◆ Work request:
Give the count of lines in the data that include the string "JSON", with no added remarks.

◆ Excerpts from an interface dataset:
☆ ☆ ☆ ☆ ☆ ☆ ☆
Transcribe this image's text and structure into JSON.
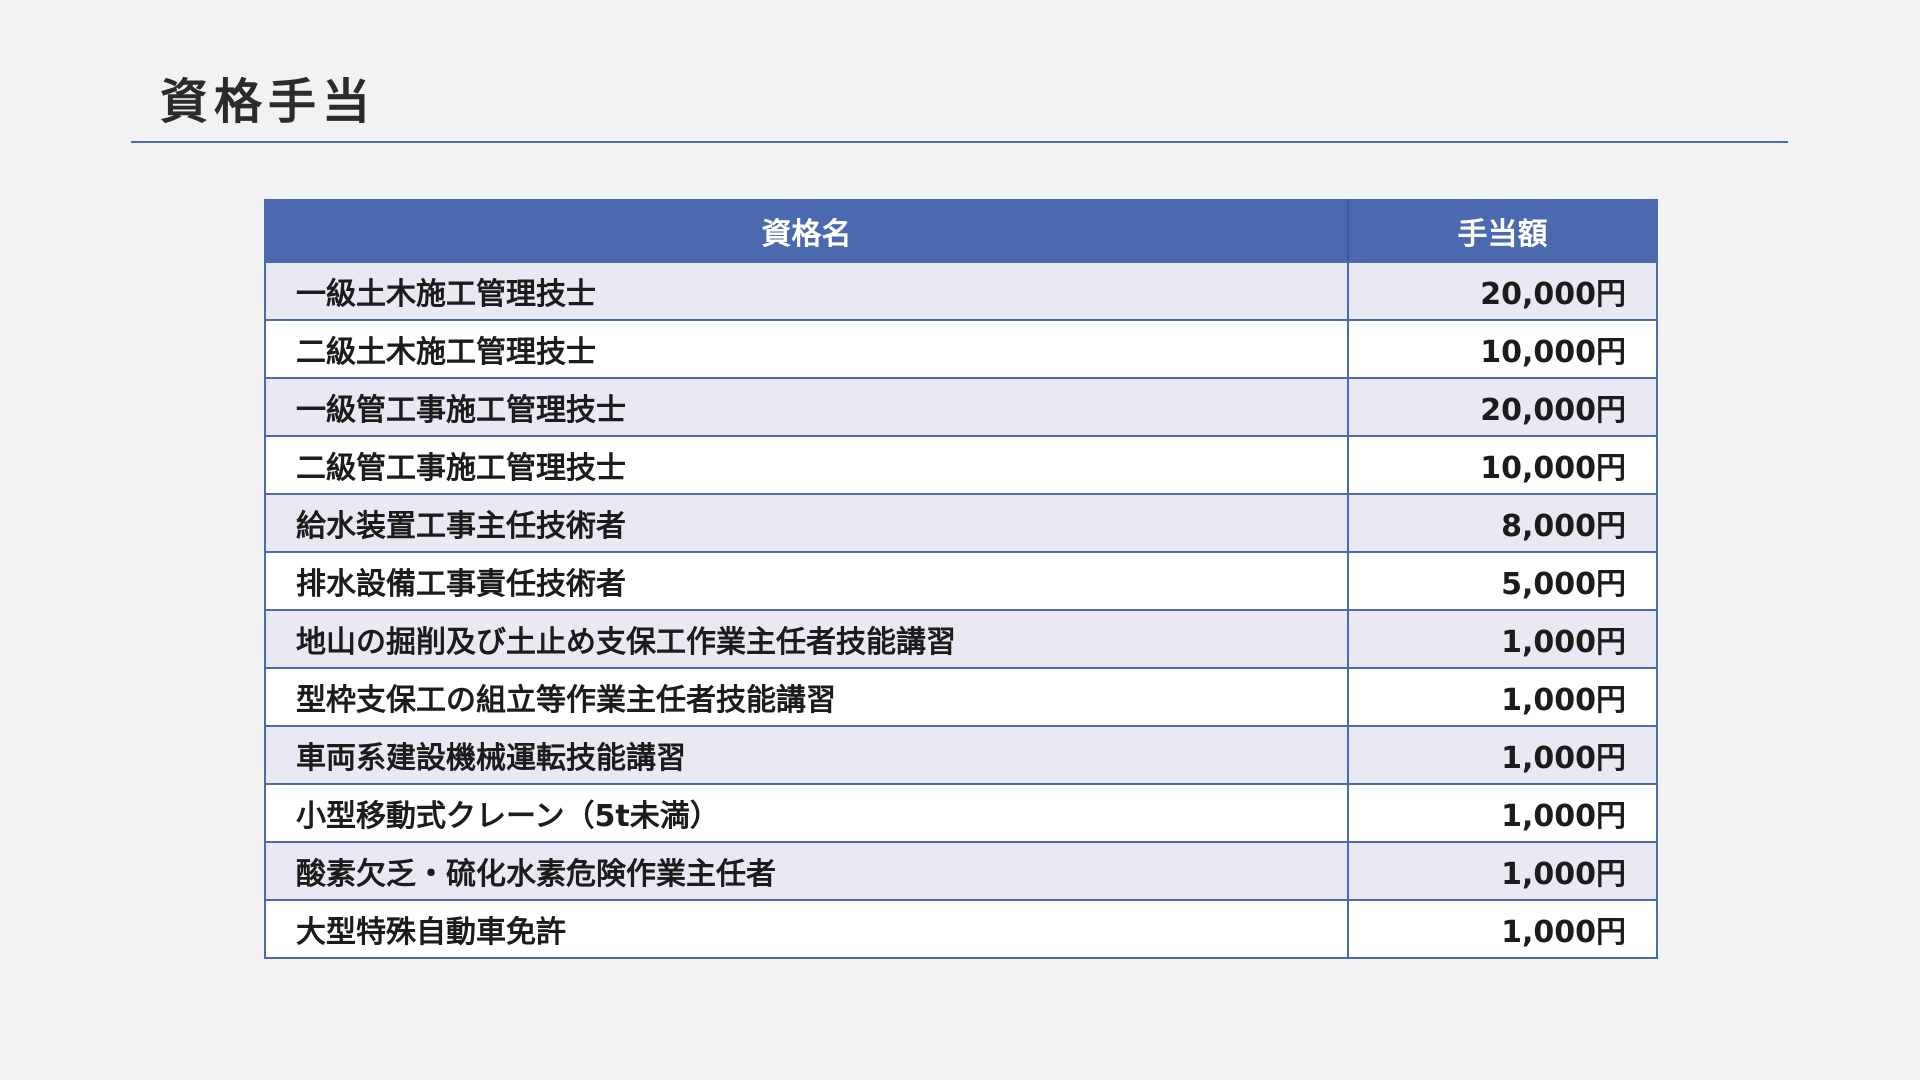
{
  "page": {
    "title": "資格手当"
  },
  "table": {
    "headers": {
      "name": "資格名",
      "amount": "手当額"
    },
    "rows": [
      {
        "name": "一級土木施工管理技士",
        "amount": "20,000円"
      },
      {
        "name": "二級土木施工管理技士",
        "amount": "10,000円"
      },
      {
        "name": "一級管工事施工管理技士",
        "amount": "20,000円"
      },
      {
        "name": "二級管工事施工管理技士",
        "amount": "10,000円"
      },
      {
        "name": "給水装置工事主任技術者",
        "amount": "8,000円"
      },
      {
        "name": "排水設備工事責任技術者",
        "amount": "5,000円"
      },
      {
        "name": "地山の掘削及び土止め支保工作業主任者技能講習",
        "amount": "1,000円"
      },
      {
        "name": "型枠支保工の組立等作業主任者技能講習",
        "amount": "1,000円"
      },
      {
        "name": "車両系建設機械運転技能講習",
        "amount": "1,000円"
      },
      {
        "name": "小型移動式クレーン（5t未満）",
        "amount": "1,000円"
      },
      {
        "name": "酸素欠乏・硫化水素危険作業主任者",
        "amount": "1,000円"
      },
      {
        "name": "大型特殊自動車免許",
        "amount": "1,000円"
      }
    ]
  },
  "colors": {
    "accent": "#4a69ae",
    "row_alt": "#e8e9f2",
    "row_plain": "#ffffff",
    "background": "#f2f2f2"
  }
}
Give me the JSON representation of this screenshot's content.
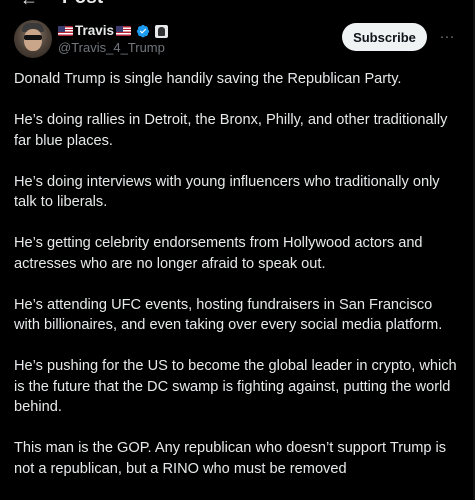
{
  "header": {
    "back_icon": "arrow-left-icon",
    "title": "Post"
  },
  "author": {
    "name": "Travis",
    "handle": "@Travis_4_Trump",
    "verified_color": "#1d9bf0",
    "icons": [
      "us-flag-icon",
      "us-flag-icon",
      "verified-badge-icon",
      "affiliate-badge-icon"
    ]
  },
  "actions": {
    "subscribe_label": "Subscribe",
    "more_label": "···"
  },
  "tweet": {
    "paragraphs": [
      "Donald Trump is single handily saving the Republican Party.",
      "He’s doing rallies in Detroit, the Bronx, Philly, and other traditionally far blue places.",
      "He’s doing interviews with young influencers who traditionally only talk to liberals.",
      "He’s getting celebrity endorsements from Hollywood actors and actresses who are no longer afraid to speak out.",
      "He’s attending UFC events, hosting fundraisers in San Francisco with billionaires, and even taking over every social media platform.",
      "He’s pushing for the US to become the global leader in crypto, which is the future that the DC swamp is fighting against, putting the world behind.",
      "This man is the GOP.  Any republican who doesn’t support Trump is not a republican, but a RINO who must be removed"
    ]
  },
  "colors": {
    "background": "#000000",
    "text": "#e7e9ea",
    "secondary": "#71767b",
    "button_bg": "#eff3f4"
  }
}
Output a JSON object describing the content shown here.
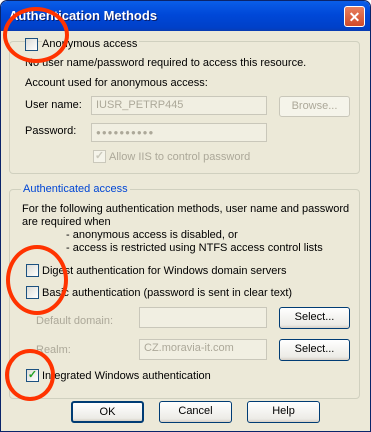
{
  "window": {
    "title": "Authentication Methods",
    "close_symbol": "✕"
  },
  "anonymous": {
    "checkbox_label": "Anonymous access",
    "checked": false,
    "description": "No user name/password required to access this resource.",
    "account_caption": "Account used for anonymous access:",
    "username_label": "User name:",
    "username_value": "IUSR_PETRP445",
    "browse_label": "Browse...",
    "password_label": "Password:",
    "password_value": "●●●●●●●●●●",
    "allow_iis_label": "Allow IIS to control password",
    "allow_iis_checked": true
  },
  "authenticated": {
    "legend": "Authenticated access",
    "desc_line1": "For the following authentication methods, user name and password",
    "desc_line2": "are required when",
    "desc_line3": "- anonymous access is disabled, or",
    "desc_line4": "- access is restricted using NTFS access control lists",
    "digest_label": "Digest authentication for Windows domain servers",
    "digest_checked": false,
    "basic_label": "Basic authentication (password is sent in clear text)",
    "basic_checked": false,
    "default_domain_label": "Default domain:",
    "default_domain_value": "",
    "select_label": "Select...",
    "realm_label": "Realm:",
    "realm_value": "CZ.moravia-it.com",
    "integrated_label": "Integrated Windows authentication",
    "integrated_checked": true
  },
  "footer": {
    "ok_label": "OK",
    "cancel_label": "Cancel",
    "help_label": "Help"
  },
  "colors": {
    "annotation": "#ff3300",
    "titlebar": "#0048d8",
    "legend": "#0046d5"
  }
}
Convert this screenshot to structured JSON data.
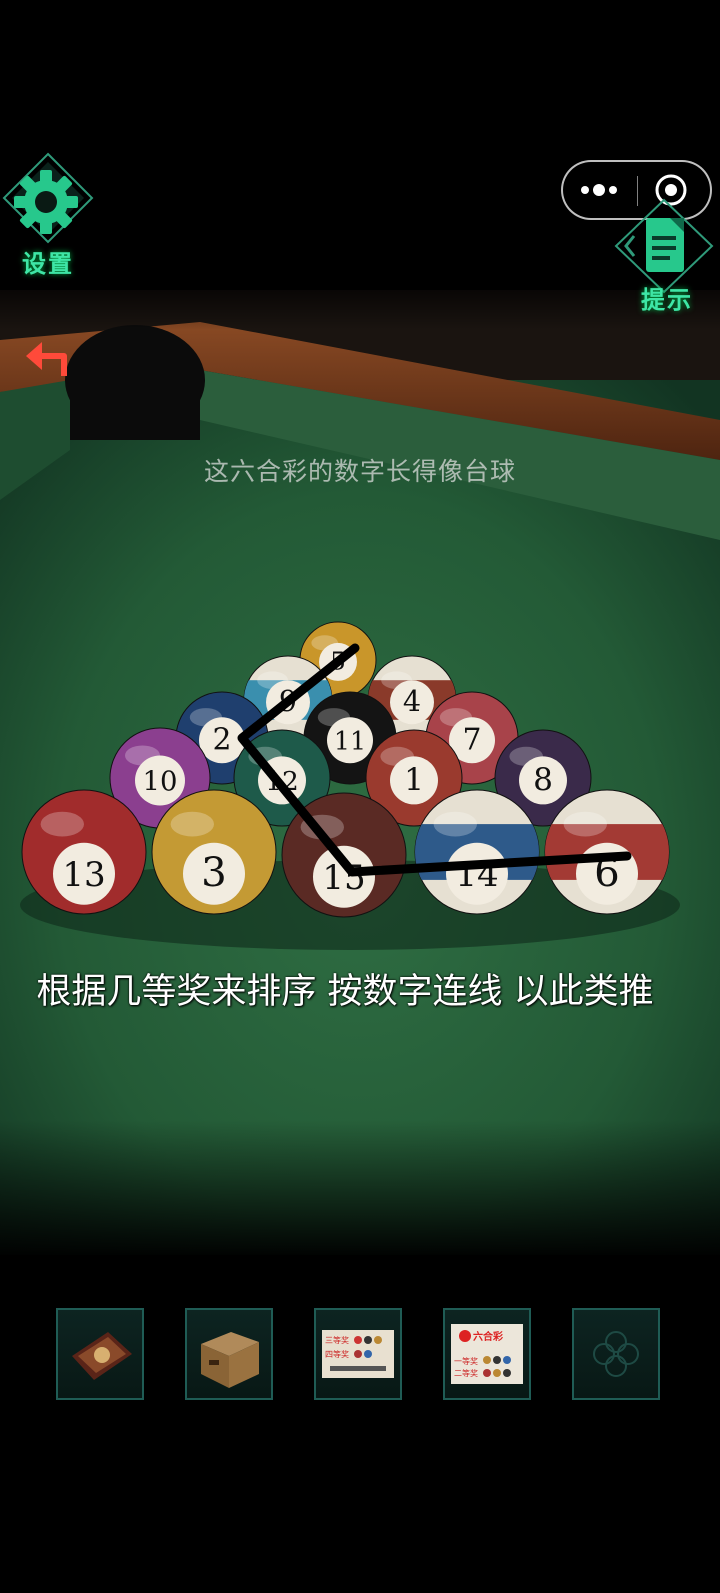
{
  "header": {
    "settings_label": "设置",
    "hint_label": "提示"
  },
  "scene": {
    "caption": "这六合彩的数字长得像台球",
    "clue": "根据几等奖来排序 按数字连线 以此类推"
  },
  "balls": [
    {
      "number": "5",
      "color": "#c9962a",
      "stripe": false
    },
    {
      "number": "9",
      "color": "#3a8fae",
      "stripe": true
    },
    {
      "number": "4",
      "color": "#8a3a2a",
      "stripe": true
    },
    {
      "number": "2",
      "color": "#1f3f6e",
      "stripe": false
    },
    {
      "number": "11",
      "color": "#141414",
      "stripe": false
    },
    {
      "number": "7",
      "color": "#a8434a",
      "stripe": false
    },
    {
      "number": "10",
      "color": "#8b3f8f",
      "stripe": false
    },
    {
      "number": "12",
      "color": "#1e5a4a",
      "stripe": false
    },
    {
      "number": "1",
      "color": "#9a3a2e",
      "stripe": false
    },
    {
      "number": "8",
      "color": "#3a2a4a",
      "stripe": false
    },
    {
      "number": "13",
      "color": "#a12c2c",
      "stripe": false
    },
    {
      "number": "3",
      "color": "#c49a34",
      "stripe": false
    },
    {
      "number": "15",
      "color": "#5a2a24",
      "stripe": false
    },
    {
      "number": "14",
      "color": "#2e5a8a",
      "stripe": true
    },
    {
      "number": "6",
      "color": "#a33a34",
      "stripe": true
    }
  ],
  "drawn_path": [
    "5",
    "2",
    "15",
    "6"
  ],
  "inventory": {
    "items": [
      {
        "name": "box-lid-art",
        "label": ""
      },
      {
        "name": "cardboard-box",
        "label": ""
      },
      {
        "name": "lottery-ticket-prizes",
        "label": "三等奖",
        "label2": "四等奖"
      },
      {
        "name": "lottery-ticket-liuhecai",
        "label": "六合彩",
        "label2": "一等奖",
        "label3": "二等奖"
      },
      {
        "name": "empty-slot",
        "label": ""
      }
    ]
  }
}
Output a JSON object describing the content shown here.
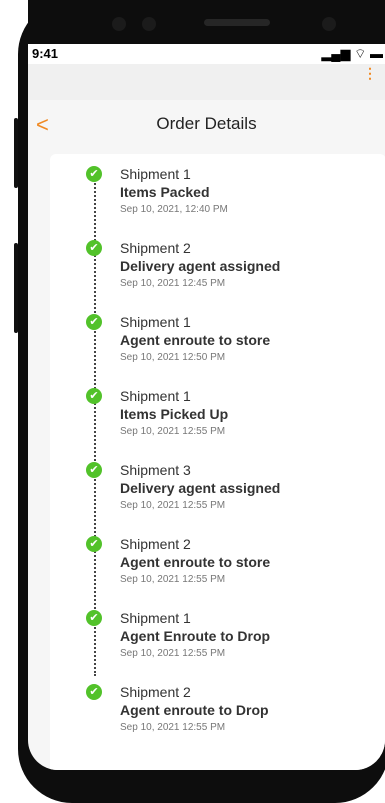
{
  "statusbar": {
    "time": "9:41"
  },
  "header": {
    "title": "Order Details",
    "back_label": "<",
    "menu_label": "⋮"
  },
  "events": [
    {
      "shipment": "Shipment 1",
      "status": "Items Packed",
      "timestamp": "Sep 10, 2021, 12:40 PM"
    },
    {
      "shipment": "Shipment 2",
      "status": "Delivery agent assigned",
      "timestamp": "Sep 10, 2021 12:45 PM"
    },
    {
      "shipment": "Shipment 1",
      "status": "Agent enroute to store",
      "timestamp": "Sep 10, 2021 12:50 PM"
    },
    {
      "shipment": "Shipment 1",
      "status": "Items Picked Up",
      "timestamp": "Sep 10, 2021 12:55 PM"
    },
    {
      "shipment": "Shipment 3",
      "status": "Delivery agent assigned",
      "timestamp": "Sep 10, 2021 12:55 PM"
    },
    {
      "shipment": "Shipment 2",
      "status": "Agent enroute to store",
      "timestamp": "Sep 10, 2021 12:55 PM"
    },
    {
      "shipment": "Shipment 1",
      "status": "Agent Enroute to Drop",
      "timestamp": "Sep 10, 2021 12:55 PM"
    },
    {
      "shipment": "Shipment 2",
      "status": "Agent enroute to Drop",
      "timestamp": "Sep 10, 2021 12:55 PM"
    }
  ],
  "colors": {
    "accent": "#f08a24",
    "success": "#52c22a",
    "text": "#333333",
    "muted": "#777777"
  }
}
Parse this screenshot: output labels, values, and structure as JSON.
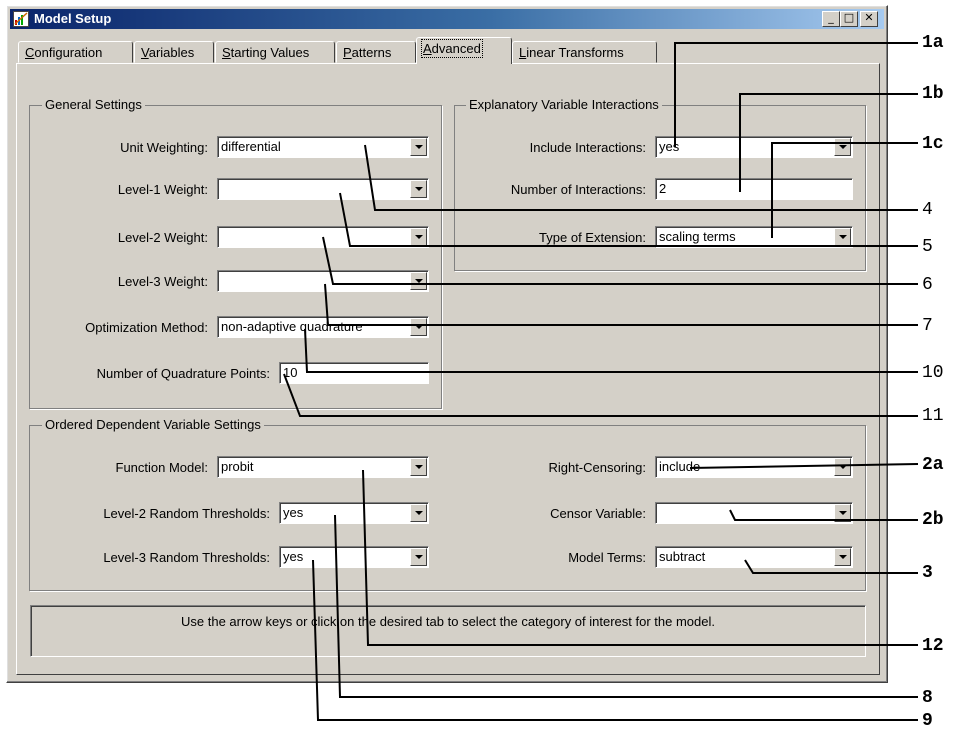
{
  "window": {
    "title": "Model Setup",
    "controls": {
      "minimize": "_",
      "maximize": "□",
      "close": "✕"
    }
  },
  "tabs": [
    {
      "pre": "",
      "accel": "C",
      "post": "onfiguration",
      "active": false
    },
    {
      "pre": "",
      "accel": "V",
      "post": "ariables",
      "active": false
    },
    {
      "pre": "",
      "accel": "S",
      "post": "tarting Values",
      "active": false
    },
    {
      "pre": "",
      "accel": "P",
      "post": "atterns",
      "active": false
    },
    {
      "pre": "",
      "accel": "A",
      "post": "dvanced",
      "active": true
    },
    {
      "pre": "",
      "accel": "L",
      "post": "inear Transforms",
      "active": false
    }
  ],
  "general": {
    "title": "General Settings",
    "unit_weighting": {
      "label": "Unit Weighting:",
      "value": "differential"
    },
    "level1_weight": {
      "label": "Level-1 Weight:",
      "value": ""
    },
    "level2_weight": {
      "label": "Level-2 Weight:",
      "value": ""
    },
    "level3_weight": {
      "label": "Level-3 Weight:",
      "value": ""
    },
    "optimization": {
      "label": "Optimization Method:",
      "value": "non-adaptive quadrature"
    },
    "quadrature_points": {
      "label": "Number of Quadrature Points:",
      "value": "10"
    }
  },
  "interactions": {
    "title": "Explanatory Variable Interactions",
    "include": {
      "label": "Include Interactions:",
      "value": "yes"
    },
    "number": {
      "label": "Number of Interactions:",
      "value": "2"
    },
    "extension": {
      "label": "Type of Extension:",
      "value": "scaling terms"
    }
  },
  "ordered": {
    "title": "Ordered Dependent Variable Settings",
    "function_model": {
      "label": "Function Model:",
      "value": "probit"
    },
    "l2_thresholds": {
      "label": "Level-2 Random Thresholds:",
      "value": "yes"
    },
    "l3_thresholds": {
      "label": "Level-3 Random Thresholds:",
      "value": "yes"
    },
    "right_censoring": {
      "label": "Right-Censoring:",
      "value": "include"
    },
    "censor_variable": {
      "label": "Censor Variable:",
      "value": ""
    },
    "model_terms": {
      "label": "Model Terms:",
      "value": "subtract"
    }
  },
  "status": "Use the arrow keys or click on the desired tab to select the category of interest for the model.",
  "callouts": {
    "c1a": "1a",
    "c1b": "1b",
    "c1c": "1c",
    "c4": "4",
    "c5": "5",
    "c6": "6",
    "c7": "7",
    "c10": "10",
    "c11": "11",
    "c2a": "2a",
    "c2b": "2b",
    "c3": "3",
    "c12": "12",
    "c8": "8",
    "c9": "9"
  }
}
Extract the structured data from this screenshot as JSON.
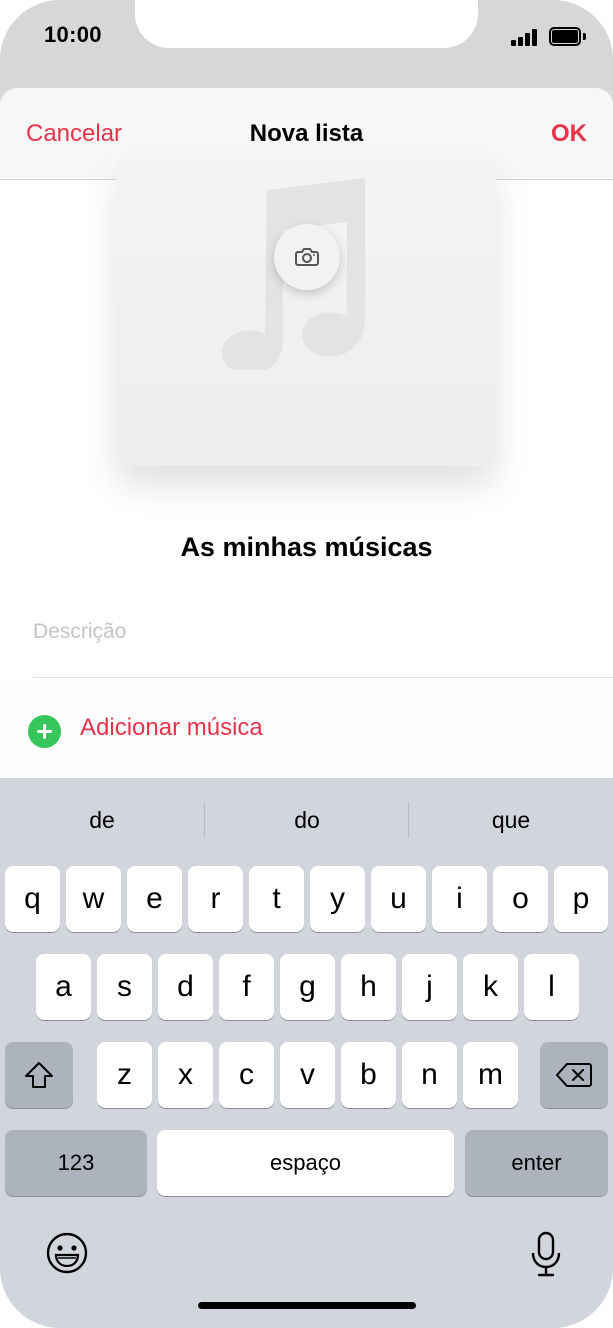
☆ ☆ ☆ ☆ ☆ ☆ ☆
◆ Solution for this exercise:
7